A reunion to remember
A-10 Warthog pilots honor lone surviving Flying Tiger
Andrew Murrell, left, and Swabo Largomarsino, right, were happy to meet World War II Flying Tiger Frank Losonsky.
SENIOR LIFE Walter Kiley
The last of the Flying Tigers and descendants of American Volunteer Group of World War II, known as the Flying Tigers that flew under the command of Lt. Gen. Claire Lee Chennault in China, recently held its 76th annual reunion at Valiant Air Command Warbird Museum.
Frank Losonsky, the lone surviving member from the World War II unit, was honored.
The 23 Flying Tigers Association members and two A-10 Warthog fighter aircraft pilots, headquartered at Moody Air Force Base, attended the reunion. The A-10s were on display during the reunion Sept. 21 at the museum in Titusville.
Losonsky, 97, served with the unit in 1941 in China.
Flying Tigers, pilots from the United States Army Air Corps, Navy, and Marine Corps, were recruited under presidential authority and commanded by Chennault.
The shark nose art of the Flying Tigers is one of the most recognizable images of combat aircraft or a unit of World War II.
The Flying Tigers were a unit comprised of three squadrons, whose purpose was to aid the Chinese against the Japanese.
Originally, the Flying Tigers group was comprised of about 100 pilots and a support crew of 200. Their first combat came in December 1941.
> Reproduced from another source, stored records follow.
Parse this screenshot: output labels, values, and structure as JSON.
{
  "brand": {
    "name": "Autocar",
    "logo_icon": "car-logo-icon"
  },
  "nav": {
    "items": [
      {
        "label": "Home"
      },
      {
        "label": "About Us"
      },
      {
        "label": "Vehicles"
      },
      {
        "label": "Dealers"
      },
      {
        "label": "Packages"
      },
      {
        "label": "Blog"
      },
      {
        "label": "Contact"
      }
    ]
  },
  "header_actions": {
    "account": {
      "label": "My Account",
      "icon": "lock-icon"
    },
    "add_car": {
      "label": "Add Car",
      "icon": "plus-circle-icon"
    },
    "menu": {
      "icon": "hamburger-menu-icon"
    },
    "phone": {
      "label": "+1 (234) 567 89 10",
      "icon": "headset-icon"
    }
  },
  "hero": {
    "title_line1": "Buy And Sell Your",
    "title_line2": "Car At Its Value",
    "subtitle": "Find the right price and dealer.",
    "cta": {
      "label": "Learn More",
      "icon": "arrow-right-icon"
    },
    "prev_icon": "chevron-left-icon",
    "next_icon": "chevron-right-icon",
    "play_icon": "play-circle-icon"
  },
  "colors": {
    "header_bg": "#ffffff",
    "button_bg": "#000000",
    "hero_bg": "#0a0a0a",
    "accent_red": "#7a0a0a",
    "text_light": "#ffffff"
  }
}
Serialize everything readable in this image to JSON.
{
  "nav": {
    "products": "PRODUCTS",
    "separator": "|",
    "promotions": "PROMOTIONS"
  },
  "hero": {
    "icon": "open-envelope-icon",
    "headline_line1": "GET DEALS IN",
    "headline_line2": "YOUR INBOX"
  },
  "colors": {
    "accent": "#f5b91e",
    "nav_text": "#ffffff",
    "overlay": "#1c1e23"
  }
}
“We’re here keeping the AVG legacy going forever and ever,” said Michelle Clouthier, the president of the AVG Flying Tigers Association, whose father was one of the original Flying Tigers.
For more information, go to flyingtigersavg.com.